The main issues for the Home Office and the Met are that:
- They now know with certainty that Harry and Meghan are willing to make private security and protection information public if they feel it will benefit them. This is a huge security risk for those offices, as well as for the security of the other individuals they are trying to protect; and
- Harry making this argument opens up the possibility for other rich and famous people to argue that they are just as important as the Sussexes, and should be allowed the opportunity to purchase government/taxpayer-funded police protection if they can afford to pay the bill for it. That possible legal precedent is a HUGE can of worms that Harry has opened up. Such a precedent could have huge negative implications on UK law, UK government and police staffing (the main job of the UK police is to protect people in the UK, not to be privately paid to escort visitors around), public support for the UK police (what happens if there is a terrorist event and police missed it because they were too busy to prevent it because they were protecting Jeff Bezos for a profit?), and future threats to members of the British Royal Family. You can’t capitalize government-funded security, which is what Harry is fighting for. It’s a slippery slope.
This situation creates multiple headaches for Queen Elizabeth
After the Prince Andrew debacle(s), this Harry and Meghan security saga creates even more negative stories for the press to run about the British Royal Family in the lead-up to the beginning of Queen Elizabeth’s Platinum Jubilee year on February 6. It also takes the attention off the 70th year of Her Majesty’s reign, which is supposed to be a feel-good event for the UK public after two years of pandemic hell, and turns it into a family drama about whether Harry and Meghan and their children will even make the trip for the festivities in June.
And that’s not even to think of the diplomatic and political ramifications! The BRF is supposed to be fully disengaged from matters of politics. By threatening legal action against a UK government department and, implicitly, the UK government, Harry is breaking that cardinal royal rule. And it seems like he’s doing it without understanding or just plain not caring about the tricky diplomatic situation in which it will place his grandmother. How do you think the Queen’s audience with the Prime Minister would go if he/she (it might not be BoJo for much longer) had to inform the Queen that his/her government is planning to legally defend itself against her grandson? Yikes.
Finally, in purely personal terms, it’ hasn’t even been a year since Her Majesty’s beloved husband died. At 95 years old (almost 96!), it just seems cruel that Harry would put another thing on his grandmother’s list of things to worry about.
This seems like a fabricated reason for M and the kids to not come back to the UK
This whole ploy from the Sussexes seems designed to be an excuse to not back to the United Kingdom in the near future. I think that Meghan in particular would be okay with never coming back to the UK, and this gives her a perfect reason to not have to come back, or to bring the children.
As soon as I read the statement from Team Sussex, I tweeted this:

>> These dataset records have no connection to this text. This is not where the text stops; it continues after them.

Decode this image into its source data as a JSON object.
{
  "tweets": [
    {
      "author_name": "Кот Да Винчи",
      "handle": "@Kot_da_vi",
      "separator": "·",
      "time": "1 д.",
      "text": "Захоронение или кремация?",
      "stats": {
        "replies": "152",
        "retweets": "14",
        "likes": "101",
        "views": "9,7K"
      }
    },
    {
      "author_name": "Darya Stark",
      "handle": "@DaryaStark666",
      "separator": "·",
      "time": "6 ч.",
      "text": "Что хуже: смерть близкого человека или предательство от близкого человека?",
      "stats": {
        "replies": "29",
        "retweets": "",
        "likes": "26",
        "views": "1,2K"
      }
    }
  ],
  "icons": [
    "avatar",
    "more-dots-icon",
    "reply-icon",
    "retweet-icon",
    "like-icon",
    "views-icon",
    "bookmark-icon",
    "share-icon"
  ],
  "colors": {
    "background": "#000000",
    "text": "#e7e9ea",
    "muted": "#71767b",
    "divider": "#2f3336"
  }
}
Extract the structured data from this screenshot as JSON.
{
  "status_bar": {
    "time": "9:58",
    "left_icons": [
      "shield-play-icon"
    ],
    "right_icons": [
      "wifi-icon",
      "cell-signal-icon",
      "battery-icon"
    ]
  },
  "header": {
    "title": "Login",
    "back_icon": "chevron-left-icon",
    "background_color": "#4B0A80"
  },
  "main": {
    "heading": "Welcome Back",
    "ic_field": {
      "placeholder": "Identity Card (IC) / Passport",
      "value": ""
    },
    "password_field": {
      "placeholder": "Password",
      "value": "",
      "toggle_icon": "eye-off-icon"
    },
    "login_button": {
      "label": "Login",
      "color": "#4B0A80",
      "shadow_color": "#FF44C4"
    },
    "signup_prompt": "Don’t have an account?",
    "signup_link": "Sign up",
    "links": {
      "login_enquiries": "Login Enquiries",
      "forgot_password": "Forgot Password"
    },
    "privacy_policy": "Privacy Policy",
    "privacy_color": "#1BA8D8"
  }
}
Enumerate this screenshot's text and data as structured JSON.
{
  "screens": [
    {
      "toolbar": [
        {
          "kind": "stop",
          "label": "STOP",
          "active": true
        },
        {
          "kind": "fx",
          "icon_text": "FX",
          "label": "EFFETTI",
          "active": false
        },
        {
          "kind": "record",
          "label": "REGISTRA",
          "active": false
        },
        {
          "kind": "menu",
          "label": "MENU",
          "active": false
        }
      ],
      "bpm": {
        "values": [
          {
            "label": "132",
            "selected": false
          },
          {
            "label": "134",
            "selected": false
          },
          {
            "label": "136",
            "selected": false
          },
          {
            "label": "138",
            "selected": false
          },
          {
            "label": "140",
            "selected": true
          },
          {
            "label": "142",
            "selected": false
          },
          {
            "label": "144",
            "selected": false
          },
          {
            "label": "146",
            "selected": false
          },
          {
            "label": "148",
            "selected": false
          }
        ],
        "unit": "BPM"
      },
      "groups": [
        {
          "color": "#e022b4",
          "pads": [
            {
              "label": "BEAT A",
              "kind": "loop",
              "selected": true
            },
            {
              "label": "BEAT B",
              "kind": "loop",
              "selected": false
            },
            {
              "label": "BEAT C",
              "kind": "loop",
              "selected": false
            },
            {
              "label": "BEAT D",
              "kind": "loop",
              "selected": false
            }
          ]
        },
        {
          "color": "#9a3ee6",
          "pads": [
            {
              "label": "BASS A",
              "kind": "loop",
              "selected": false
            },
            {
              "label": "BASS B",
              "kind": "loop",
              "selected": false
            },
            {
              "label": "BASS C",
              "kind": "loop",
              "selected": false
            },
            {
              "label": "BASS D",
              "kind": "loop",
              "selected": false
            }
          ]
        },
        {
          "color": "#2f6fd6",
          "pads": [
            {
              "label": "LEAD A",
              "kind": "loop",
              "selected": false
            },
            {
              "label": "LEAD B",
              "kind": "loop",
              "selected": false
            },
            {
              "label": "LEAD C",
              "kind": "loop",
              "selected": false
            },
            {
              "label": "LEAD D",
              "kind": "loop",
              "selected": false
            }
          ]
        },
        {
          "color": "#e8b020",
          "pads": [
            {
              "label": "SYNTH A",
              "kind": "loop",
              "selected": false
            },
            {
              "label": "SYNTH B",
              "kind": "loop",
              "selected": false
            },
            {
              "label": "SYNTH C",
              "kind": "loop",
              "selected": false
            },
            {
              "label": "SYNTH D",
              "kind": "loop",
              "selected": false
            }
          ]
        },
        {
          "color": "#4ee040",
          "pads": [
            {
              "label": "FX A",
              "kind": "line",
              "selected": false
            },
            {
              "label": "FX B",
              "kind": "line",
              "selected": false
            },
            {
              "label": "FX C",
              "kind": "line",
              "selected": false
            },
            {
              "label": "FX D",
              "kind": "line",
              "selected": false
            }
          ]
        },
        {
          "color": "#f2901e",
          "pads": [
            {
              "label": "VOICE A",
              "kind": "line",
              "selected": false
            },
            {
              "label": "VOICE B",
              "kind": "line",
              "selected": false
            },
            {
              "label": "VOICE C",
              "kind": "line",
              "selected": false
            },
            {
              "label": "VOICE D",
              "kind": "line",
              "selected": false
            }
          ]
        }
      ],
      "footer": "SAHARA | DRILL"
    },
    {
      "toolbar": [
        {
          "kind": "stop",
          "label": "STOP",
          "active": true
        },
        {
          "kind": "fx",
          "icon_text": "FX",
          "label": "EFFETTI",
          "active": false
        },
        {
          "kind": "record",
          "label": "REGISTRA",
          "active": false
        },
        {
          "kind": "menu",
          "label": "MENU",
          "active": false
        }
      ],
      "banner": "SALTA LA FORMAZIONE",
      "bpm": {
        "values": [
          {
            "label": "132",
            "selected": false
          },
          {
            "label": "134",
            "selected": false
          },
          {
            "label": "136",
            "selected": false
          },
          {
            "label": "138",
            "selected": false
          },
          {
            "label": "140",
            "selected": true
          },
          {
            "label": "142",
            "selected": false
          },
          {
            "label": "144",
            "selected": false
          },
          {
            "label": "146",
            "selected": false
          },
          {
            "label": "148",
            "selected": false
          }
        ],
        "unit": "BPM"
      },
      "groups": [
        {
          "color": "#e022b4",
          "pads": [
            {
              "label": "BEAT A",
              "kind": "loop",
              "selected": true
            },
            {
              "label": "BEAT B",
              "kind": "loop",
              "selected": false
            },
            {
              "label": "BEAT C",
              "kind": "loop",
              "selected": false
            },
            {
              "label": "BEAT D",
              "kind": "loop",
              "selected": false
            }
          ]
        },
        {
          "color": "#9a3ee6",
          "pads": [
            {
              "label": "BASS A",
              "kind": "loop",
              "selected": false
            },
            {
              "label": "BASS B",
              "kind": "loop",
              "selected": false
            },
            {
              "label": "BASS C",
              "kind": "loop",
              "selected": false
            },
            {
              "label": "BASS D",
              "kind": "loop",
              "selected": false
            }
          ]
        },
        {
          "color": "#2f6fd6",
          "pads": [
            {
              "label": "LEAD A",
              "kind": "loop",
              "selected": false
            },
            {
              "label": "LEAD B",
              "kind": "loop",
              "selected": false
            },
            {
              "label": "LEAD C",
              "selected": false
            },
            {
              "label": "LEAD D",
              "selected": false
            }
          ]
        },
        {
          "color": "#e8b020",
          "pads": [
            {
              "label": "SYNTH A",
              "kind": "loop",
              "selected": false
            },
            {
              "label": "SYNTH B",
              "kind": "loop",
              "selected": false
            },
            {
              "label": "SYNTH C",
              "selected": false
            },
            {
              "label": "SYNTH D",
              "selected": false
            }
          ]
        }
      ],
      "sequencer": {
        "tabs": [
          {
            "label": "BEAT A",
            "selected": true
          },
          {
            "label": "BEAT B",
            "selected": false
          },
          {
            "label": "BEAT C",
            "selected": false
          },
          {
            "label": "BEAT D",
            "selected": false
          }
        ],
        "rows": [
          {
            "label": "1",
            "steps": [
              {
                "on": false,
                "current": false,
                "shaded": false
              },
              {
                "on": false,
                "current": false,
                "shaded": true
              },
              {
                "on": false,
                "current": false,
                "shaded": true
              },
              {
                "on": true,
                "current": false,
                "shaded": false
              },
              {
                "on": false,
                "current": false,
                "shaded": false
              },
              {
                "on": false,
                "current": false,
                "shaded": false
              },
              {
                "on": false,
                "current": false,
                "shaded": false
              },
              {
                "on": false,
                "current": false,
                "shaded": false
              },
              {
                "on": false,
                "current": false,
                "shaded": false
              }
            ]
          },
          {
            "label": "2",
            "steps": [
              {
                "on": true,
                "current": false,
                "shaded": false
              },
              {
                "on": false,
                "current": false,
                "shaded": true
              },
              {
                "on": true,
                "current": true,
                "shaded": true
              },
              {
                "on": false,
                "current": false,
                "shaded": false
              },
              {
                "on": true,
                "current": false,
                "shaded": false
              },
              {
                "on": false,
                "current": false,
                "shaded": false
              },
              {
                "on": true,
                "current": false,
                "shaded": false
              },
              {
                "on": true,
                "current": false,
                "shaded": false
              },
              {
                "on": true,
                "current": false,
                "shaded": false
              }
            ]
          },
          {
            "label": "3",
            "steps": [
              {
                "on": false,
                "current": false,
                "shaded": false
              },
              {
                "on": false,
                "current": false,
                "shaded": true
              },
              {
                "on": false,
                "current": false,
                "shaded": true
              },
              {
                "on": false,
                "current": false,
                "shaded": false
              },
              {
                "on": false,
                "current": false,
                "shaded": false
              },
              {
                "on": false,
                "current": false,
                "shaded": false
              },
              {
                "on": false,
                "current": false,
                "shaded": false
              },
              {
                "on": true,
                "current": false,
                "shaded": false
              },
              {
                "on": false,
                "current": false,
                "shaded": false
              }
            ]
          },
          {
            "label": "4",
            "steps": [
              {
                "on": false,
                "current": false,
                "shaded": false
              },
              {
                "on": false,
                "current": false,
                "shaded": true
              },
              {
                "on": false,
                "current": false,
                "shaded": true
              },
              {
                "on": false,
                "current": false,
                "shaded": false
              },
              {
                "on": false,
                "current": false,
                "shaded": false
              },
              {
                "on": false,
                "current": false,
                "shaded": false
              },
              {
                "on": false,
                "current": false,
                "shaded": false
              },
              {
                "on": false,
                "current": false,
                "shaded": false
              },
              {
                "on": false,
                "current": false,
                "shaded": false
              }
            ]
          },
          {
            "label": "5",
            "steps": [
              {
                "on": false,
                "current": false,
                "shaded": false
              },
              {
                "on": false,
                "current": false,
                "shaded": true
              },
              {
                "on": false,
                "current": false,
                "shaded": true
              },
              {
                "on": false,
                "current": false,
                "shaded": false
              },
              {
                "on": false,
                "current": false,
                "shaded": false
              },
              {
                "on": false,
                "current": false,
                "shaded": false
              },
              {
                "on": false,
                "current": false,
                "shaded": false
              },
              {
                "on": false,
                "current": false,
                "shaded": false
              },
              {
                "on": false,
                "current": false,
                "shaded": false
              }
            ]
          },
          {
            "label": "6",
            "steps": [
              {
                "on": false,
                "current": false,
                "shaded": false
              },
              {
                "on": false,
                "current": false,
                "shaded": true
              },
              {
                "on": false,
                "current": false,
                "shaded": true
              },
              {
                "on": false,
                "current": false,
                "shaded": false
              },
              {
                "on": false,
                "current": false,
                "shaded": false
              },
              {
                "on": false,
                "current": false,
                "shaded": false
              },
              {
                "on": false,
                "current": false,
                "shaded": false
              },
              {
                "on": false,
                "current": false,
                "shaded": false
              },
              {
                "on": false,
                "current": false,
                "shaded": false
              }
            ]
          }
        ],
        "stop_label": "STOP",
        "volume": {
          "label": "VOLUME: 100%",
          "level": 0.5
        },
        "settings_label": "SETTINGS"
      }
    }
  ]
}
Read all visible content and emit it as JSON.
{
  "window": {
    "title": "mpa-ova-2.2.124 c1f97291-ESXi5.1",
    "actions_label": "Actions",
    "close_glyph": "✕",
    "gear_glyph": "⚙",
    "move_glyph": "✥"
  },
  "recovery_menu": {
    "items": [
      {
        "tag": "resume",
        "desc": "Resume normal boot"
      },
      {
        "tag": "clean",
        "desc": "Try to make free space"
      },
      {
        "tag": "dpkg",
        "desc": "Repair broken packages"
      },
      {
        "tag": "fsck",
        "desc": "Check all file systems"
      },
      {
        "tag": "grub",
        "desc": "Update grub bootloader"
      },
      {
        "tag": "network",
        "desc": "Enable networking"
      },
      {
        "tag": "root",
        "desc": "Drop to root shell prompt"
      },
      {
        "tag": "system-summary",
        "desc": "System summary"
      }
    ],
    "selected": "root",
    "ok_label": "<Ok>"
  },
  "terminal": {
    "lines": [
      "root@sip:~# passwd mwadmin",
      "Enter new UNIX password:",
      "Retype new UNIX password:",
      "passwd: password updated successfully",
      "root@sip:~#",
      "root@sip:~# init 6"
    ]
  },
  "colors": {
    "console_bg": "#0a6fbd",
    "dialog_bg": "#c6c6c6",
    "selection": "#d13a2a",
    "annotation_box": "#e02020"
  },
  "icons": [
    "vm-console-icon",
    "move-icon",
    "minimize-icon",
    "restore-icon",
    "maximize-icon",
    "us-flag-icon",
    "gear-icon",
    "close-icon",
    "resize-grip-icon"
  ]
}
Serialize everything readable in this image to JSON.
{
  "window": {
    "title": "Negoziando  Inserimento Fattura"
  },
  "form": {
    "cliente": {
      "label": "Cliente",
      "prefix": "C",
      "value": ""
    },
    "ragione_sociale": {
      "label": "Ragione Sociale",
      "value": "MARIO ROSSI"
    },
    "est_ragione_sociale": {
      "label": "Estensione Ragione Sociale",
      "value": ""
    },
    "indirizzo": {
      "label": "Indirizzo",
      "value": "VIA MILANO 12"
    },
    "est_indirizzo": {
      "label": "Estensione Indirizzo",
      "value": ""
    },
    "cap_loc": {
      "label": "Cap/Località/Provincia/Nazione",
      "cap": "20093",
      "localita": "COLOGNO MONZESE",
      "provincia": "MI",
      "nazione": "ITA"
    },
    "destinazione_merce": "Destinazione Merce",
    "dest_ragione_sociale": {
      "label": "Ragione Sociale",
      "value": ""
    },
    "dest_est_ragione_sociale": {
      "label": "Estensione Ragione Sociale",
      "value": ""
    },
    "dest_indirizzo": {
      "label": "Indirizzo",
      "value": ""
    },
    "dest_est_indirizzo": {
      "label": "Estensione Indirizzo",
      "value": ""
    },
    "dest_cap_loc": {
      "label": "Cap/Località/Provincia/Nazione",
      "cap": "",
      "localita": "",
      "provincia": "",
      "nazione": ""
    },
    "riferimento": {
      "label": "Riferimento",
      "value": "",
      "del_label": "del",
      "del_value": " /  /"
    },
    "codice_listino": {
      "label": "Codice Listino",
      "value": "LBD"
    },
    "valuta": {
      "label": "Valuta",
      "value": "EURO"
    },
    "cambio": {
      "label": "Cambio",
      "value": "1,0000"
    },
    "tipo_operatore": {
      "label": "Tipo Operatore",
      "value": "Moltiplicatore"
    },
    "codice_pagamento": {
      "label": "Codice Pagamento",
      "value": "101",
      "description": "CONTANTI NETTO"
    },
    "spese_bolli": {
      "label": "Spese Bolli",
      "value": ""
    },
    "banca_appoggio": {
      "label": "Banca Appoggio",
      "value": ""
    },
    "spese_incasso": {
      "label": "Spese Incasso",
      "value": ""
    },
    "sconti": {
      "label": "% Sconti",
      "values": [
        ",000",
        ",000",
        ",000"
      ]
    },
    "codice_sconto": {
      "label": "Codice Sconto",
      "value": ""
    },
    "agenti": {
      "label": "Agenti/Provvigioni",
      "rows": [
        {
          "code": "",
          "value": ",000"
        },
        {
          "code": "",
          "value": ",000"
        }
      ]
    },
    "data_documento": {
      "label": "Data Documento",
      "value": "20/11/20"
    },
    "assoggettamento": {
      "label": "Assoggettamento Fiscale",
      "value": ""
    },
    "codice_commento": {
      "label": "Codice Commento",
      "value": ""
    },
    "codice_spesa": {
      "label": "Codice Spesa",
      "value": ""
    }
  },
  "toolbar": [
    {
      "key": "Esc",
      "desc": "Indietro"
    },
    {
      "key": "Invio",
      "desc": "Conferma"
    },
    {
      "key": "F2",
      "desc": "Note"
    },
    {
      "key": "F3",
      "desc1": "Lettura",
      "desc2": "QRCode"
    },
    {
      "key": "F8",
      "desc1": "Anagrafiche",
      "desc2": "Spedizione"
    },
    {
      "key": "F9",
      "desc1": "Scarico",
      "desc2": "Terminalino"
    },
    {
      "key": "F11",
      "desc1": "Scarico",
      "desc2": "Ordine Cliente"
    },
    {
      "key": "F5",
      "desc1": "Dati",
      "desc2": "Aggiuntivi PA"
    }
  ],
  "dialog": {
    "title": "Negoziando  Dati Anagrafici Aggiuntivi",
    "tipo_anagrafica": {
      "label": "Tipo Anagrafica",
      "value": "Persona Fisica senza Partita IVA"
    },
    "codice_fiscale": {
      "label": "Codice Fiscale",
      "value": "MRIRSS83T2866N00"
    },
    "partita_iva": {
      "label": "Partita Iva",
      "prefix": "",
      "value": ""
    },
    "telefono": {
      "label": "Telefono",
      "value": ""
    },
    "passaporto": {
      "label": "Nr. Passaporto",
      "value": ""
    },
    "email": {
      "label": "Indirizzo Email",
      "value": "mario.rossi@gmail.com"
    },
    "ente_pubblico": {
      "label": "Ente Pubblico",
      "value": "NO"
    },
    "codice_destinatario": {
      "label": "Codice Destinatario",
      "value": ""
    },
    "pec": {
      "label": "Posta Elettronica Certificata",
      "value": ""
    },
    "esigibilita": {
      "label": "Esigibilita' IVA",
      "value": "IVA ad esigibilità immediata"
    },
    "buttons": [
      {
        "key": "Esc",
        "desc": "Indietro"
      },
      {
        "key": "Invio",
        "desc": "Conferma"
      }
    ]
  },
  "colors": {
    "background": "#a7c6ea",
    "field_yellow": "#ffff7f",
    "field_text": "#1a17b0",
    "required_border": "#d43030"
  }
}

This was (as close as can be) confirmed by Omid Scobie the following day, when he wrote this in Harper’s Bazaar:
On a final note, I would add that if Harry and family travel to the UK to spend time with his grandmother/father/brother, then his family would be indirectly protected by the Met royal protection service, as all of those people have 24/7 Home Office-provided protection. All they would need to do is stay with family. But that doesn’t seem to be a good enough fix for Harry.
In summary, I think this is another ill-judged move from a family built on ill-judged moves. When deciding to fight the Home Office, and then by putting out this statement, did Harry think about the possible negative consequences that would land on himself, his family members, his grandmother, or the UK government? It looks like the answer to all of those questions is no. In fact, it’s possible that Harry has actually increased the level threat to himself and his family (both his wife and children, and his royal relatives) by embarking on this legal battle. Classic Sussex move: try to do something and actually cause the exact opposite to happen.